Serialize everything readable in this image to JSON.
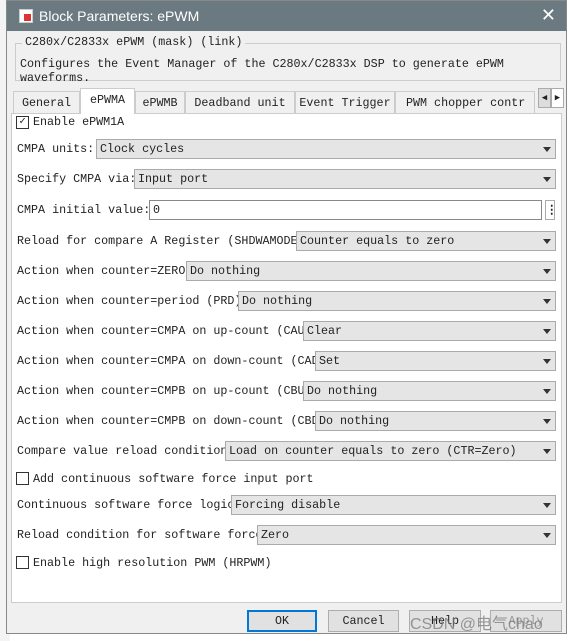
{
  "window": {
    "title": "Block Parameters: ePWM",
    "close_icon": "close-icon"
  },
  "mask": {
    "legend": "C280x/C2833x ePWM (mask) (link)",
    "description": "Configures the Event Manager of the C280x/C2833x DSP to generate ePWM waveforms."
  },
  "tabs": [
    {
      "label": "General"
    },
    {
      "label": "ePWMA",
      "active": true
    },
    {
      "label": "ePWMB"
    },
    {
      "label": "Deadband unit"
    },
    {
      "label": "Event Trigger"
    },
    {
      "label": "PWM chopper contr"
    }
  ],
  "params": {
    "enable": {
      "label": "Enable ePWM1A",
      "checked": true
    },
    "cmpa_units": {
      "label": "CMPA units:",
      "value": "Clock cycles"
    },
    "specify_cmpa": {
      "label": "Specify CMPA via:",
      "value": "Input port"
    },
    "cmpa_initial": {
      "label": "CMPA initial value:",
      "value": "0"
    },
    "reload_a": {
      "label": "Reload for compare A Register (SHDWAMODE):",
      "value": "Counter equals to zero"
    },
    "zero": {
      "label": "Action when counter=ZERO:",
      "value": "Do nothing"
    },
    "prd": {
      "label": "Action when counter=period (PRD):",
      "value": "Do nothing"
    },
    "cau": {
      "label": "Action when counter=CMPA on up-count (CAU):",
      "value": "Clear"
    },
    "cad": {
      "label": "Action when counter=CMPA on down-count (CAD):",
      "value": "Set"
    },
    "cbu": {
      "label": "Action when counter=CMPB on up-count (CBU):",
      "value": "Do nothing"
    },
    "cbd": {
      "label": "Action when counter=CMPB on down-count (CBD):",
      "value": "Do nothing"
    },
    "compare_reload": {
      "label": "Compare value reload condition:",
      "value": "Load on counter equals to zero (CTR=Zero)"
    },
    "add_force": {
      "label": "Add continuous software force input port",
      "checked": false
    },
    "force_logic": {
      "label": "Continuous software force logic:",
      "value": "Forcing disable"
    },
    "force_reload": {
      "label": "Reload condition for software force:",
      "value": "Zero"
    },
    "hrpwm": {
      "label": "Enable high resolution PWM (HRPWM)",
      "checked": false
    }
  },
  "buttons": {
    "ok": "OK",
    "cancel": "Cancel",
    "help": "Help",
    "apply": "Apply"
  },
  "watermark": "CSDN @电气chao"
}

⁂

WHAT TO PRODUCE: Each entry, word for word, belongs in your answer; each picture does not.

PROBLEM SOLUTION:
Serialize everything readable in this image to JSON.
{
  "window": {
    "title": "Block Parameters: ePWM",
    "close_icon": "close-icon"
  },
  "mask": {
    "legend": "C280x/C2833x ePWM (mask) (link)",
    "description": "Configures the Event Manager of the C280x/C2833x DSP to generate ePWM waveforms."
  },
  "tabs": [
    {
      "label": "General"
    },
    {
      "label": "ePWMA",
      "active": true
    },
    {
      "label": "ePWMB"
    },
    {
      "label": "Deadband unit"
    },
    {
      "label": "Event Trigger"
    },
    {
      "label": "PWM chopper contr"
    }
  ],
  "params": {
    "enable": {
      "label": "Enable ePWM1A",
      "checked": true
    },
    "cmpa_units": {
      "label": "CMPA units:",
      "value": "Clock cycles"
    },
    "specify_cmpa": {
      "label": "Specify CMPA via:",
      "value": "Input port"
    },
    "cmpa_initial": {
      "label": "CMPA initial value:",
      "value": "0"
    },
    "reload_a": {
      "label": "Reload for compare A Register (SHDWAMODE):",
      "value": "Counter equals to zero"
    },
    "zero": {
      "label": "Action when counter=ZERO:",
      "value": "Do nothing"
    },
    "prd": {
      "label": "Action when counter=period (PRD):",
      "value": "Do nothing"
    },
    "cau": {
      "label": "Action when counter=CMPA on up-count (CAU):",
      "value": "Clear"
    },
    "cad": {
      "label": "Action when counter=CMPA on down-count (CAD):",
      "value": "Set"
    },
    "cbu": {
      "label": "Action when counter=CMPB on up-count (CBU):",
      "value": "Do nothing"
    },
    "cbd": {
      "label": "Action when counter=CMPB on down-count (CBD):",
      "value": "Do nothing"
    },
    "compare_reload": {
      "label": "Compare value reload condition:",
      "value": "Load on counter equals to zero (CTR=Zero)"
    },
    "add_force": {
      "label": "Add continuous software force input port",
      "checked": false
    },
    "force_logic": {
      "label": "Continuous software force logic:",
      "value": "Forcing disable"
    },
    "force_reload": {
      "label": "Reload condition for software force:",
      "value": "Zero"
    },
    "hrpwm": {
      "label": "Enable high resolution PWM (HRPWM)",
      "checked": false
    }
  },
  "buttons": {
    "ok": "OK",
    "cancel": "Cancel",
    "help": "Help",
    "apply": "Apply"
  },
  "watermark": "CSDN @电气chao"
}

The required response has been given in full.